Barrington Cincinnatus Larkin (mostly not his real full name) is now a member of the Baseball Hall of Fame, set to be cast in bronze and officially inducted into the Hall of Fame on July 22, 2012. Among his earliest remarks on the Hall of Fame conference call shortly after the announcement was a thank you:
"I'd like to just thank all the Baseball Writers who definitely voted for me and I'd like to thank all the guys that went out there and they campaigned for me and gave me so much support."
Besides the inadvertently comical phrasing (does Larkin want to be sure you definitely voted for him before he thanks you?), this reads as classic Barry. And trust us, because we know Larkin: we interviewed him this one time last year. But thanking his supporters doesn't come off perfunctory the way it might in many celebrity acceptance speeches. He's a sympathetic and affable guy - or is very good at faking it. It's evident in his on air mein; his banter with Brandon Phillips during the Gold Glove awards presentation was a prime example. It's a quality that likely played a role in the hyper-extroverted Phillips citing Larkin as his idol.
If you add character/nice-guy-tude/smiling to Dusty Baker's assertion that Barry was "a six-tool player because of his intelligence," then we're looking at a designation for Barry well beyond "tool shed." Machine tool plant?
What was Barry Larkin's career, beyond one traced by a well-rounded player and general nice guy? He's the 25th short stop to be enshrined in Cooperstown (depending on how you qualify a "career at short stop") - the latest in a lineage that reaches back to Honus Wagner. Unlike Robin Yount, who played just 54% of his games at SS, Larkin played all but 18 innings of his career at the position. With the positional adjustments in a statistic like WAR, we can give credit Larkin for talent scarcity at his position.
We can also conveniently ignore Yount, since he built nearly half of his value playing in the offense-rich pastures of the outfield. Besides the argument over relative wear and tear between the positions, there has to be a cut-off somewhere. This article is about Hall of Fame career short stops after all. Yount gets position-adjusted for playing in the outfield in his WAR total, but the value of sustained, Hall of Fame-level performance at one of the hardest positions to replace All Star-level talent has a distinct value to a team.
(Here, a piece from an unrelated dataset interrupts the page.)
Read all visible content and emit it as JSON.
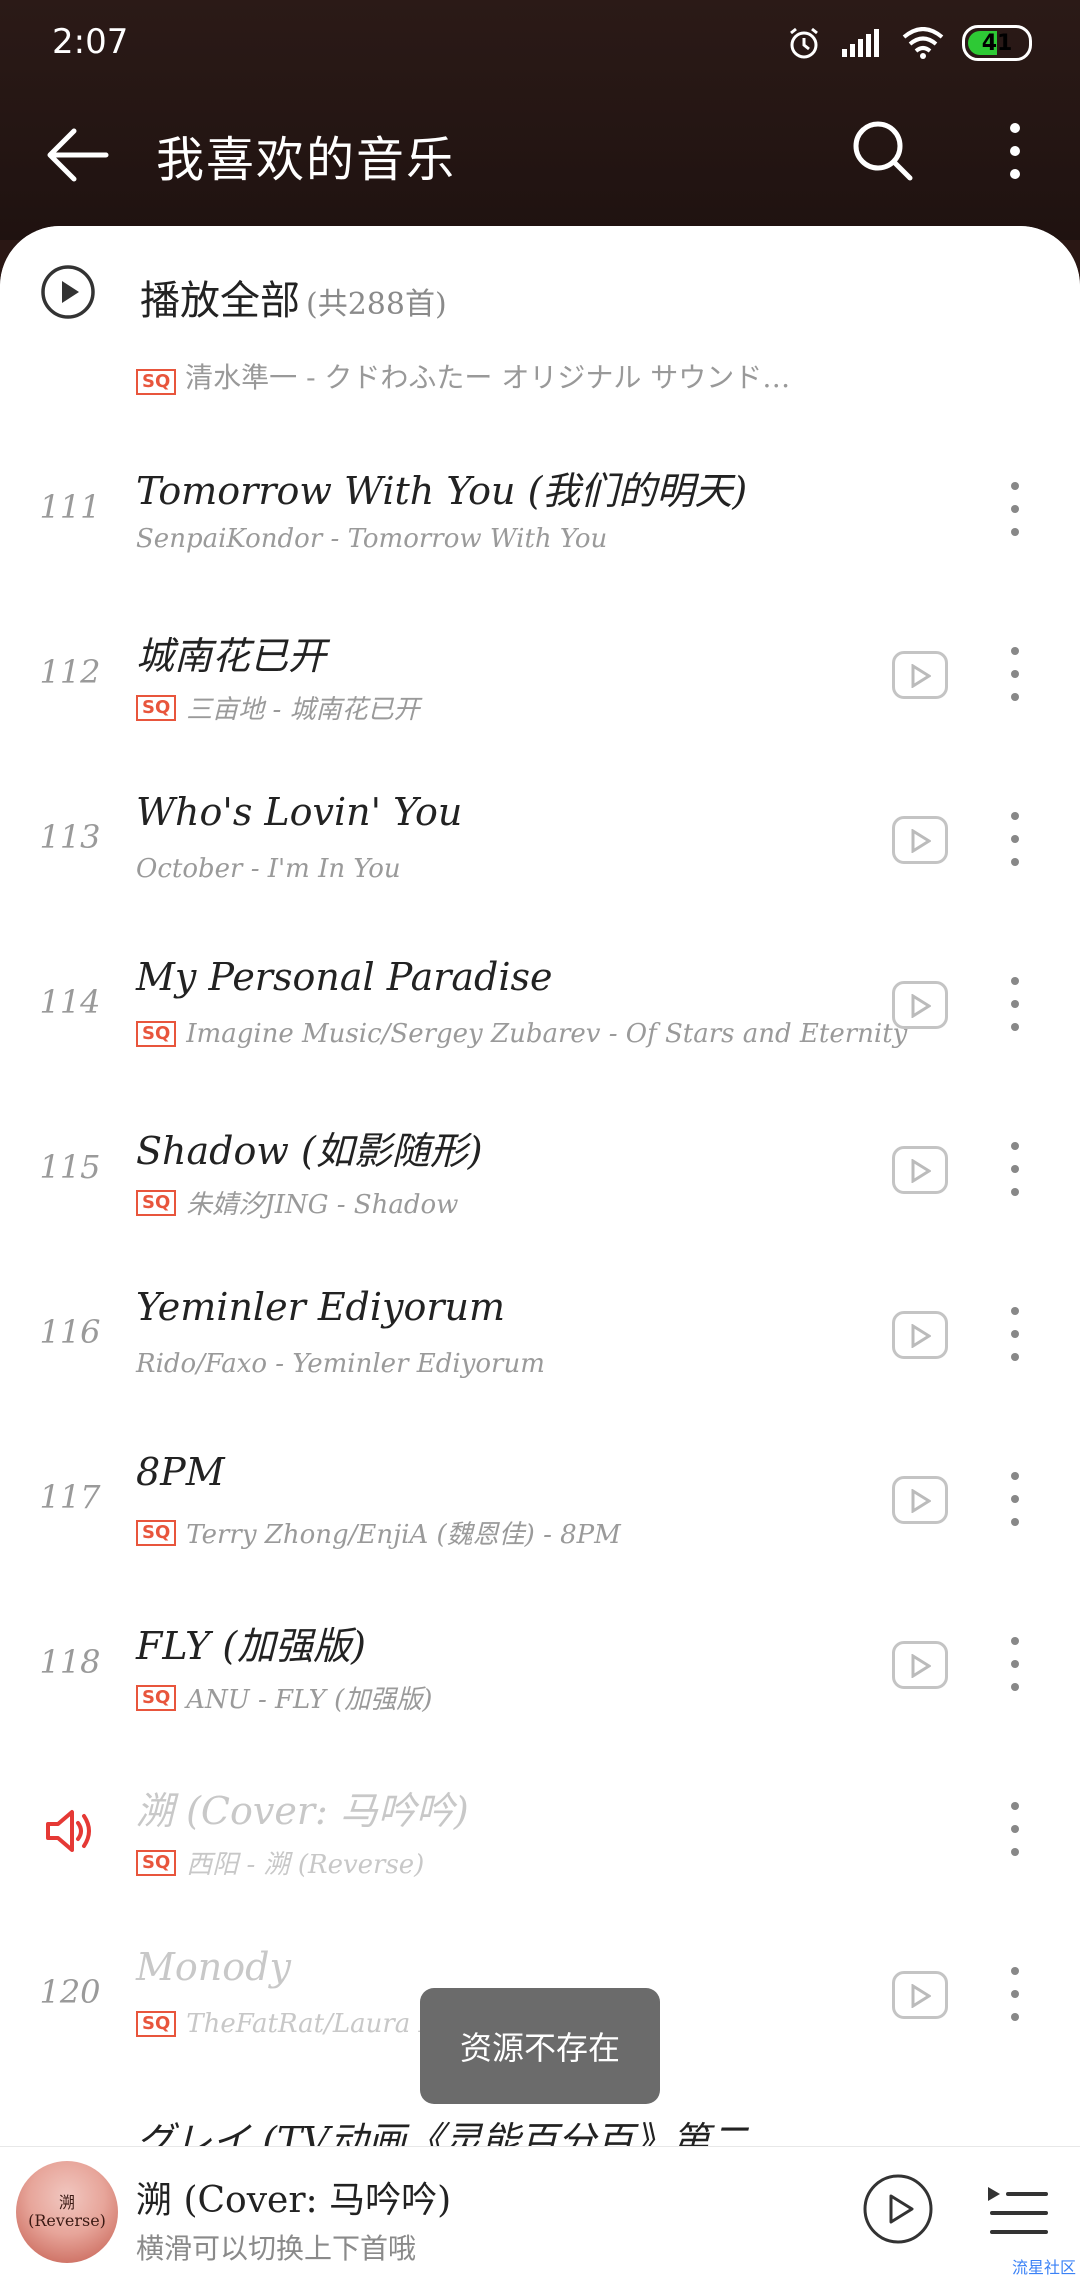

By Baseball Reference's formulation of WAR, Larkin ranks fifth among Hall of Fame short stops who played at least 75% of their career at the position in career WAR:
Using Baseball Projection's historical WAR gives very similar results. Larkin is also fifth, in a nearly dead heat with Appling:
On Bill James' win shares metric, Larkin also ranks fifth among Hall of Famers, though he'd be sixth if Bill Dahlen had been admitted:
Historical value stats aren't anything close to gospel, but I'd say there's a virtual statistical consensus that Larkin is in the upper quartile among Hall of Fame short stops. And probably the upper quintile if you want to get more strict about playing time, as I have. Derek Jeter's inevitable election (just go ahead and get it out of the way before the season starts) will likely put Larkin down a peg - although you can still make a very compelling argument that Barry is just as good or slightly better than Jeter based on defense and era. It's just that no one will listen.
But what about criticisms that Barry wasn't "the best in class" and didn't have a Hall of Fame worthy peak, partially due to injury? Aside from being especially arbitrary standards, those arguments - if you accept them as crucial to Hall worthiness - have a little bite. Larkin's 1996 season, arguably his best, registers only 43rd in Baseball Reference WAR on the list of seasons by players who played at least 75% of a season at SS. He fares a little better if you consider him as a predecessor to the Alex Rodriguez-led era of shortstop offense: 35th best. Still, not elite.
The more important point seems to be that Larkin logged 7 seasons above 5.0 WAR, as many as Cal Ripken - and averaged 5.1 WAR from 1988 to 1999. What Larkin lacked in touching Honus Wagner heights at his peak, he made up for in sustained All Star-level play. Any criticisms of Larkin's Hall worthiness seem to come from a lofty standard that he didn't have a dominating prime. But Larkin still fares well in peak-weighted WAR: 9th among Hall eligible short stops.
Defending Larkin's record is no longer necessary. He's in. In fact, he became a relatively mainstream candidate in short order, taking 86.4% of the vote for election in his third year of eligibility. It remains impressive to think that the Cincinnati native put together one of the greatest careers ever played at one of the sport's hardest positions to play. A sport whose major league professional history spans over 130 years.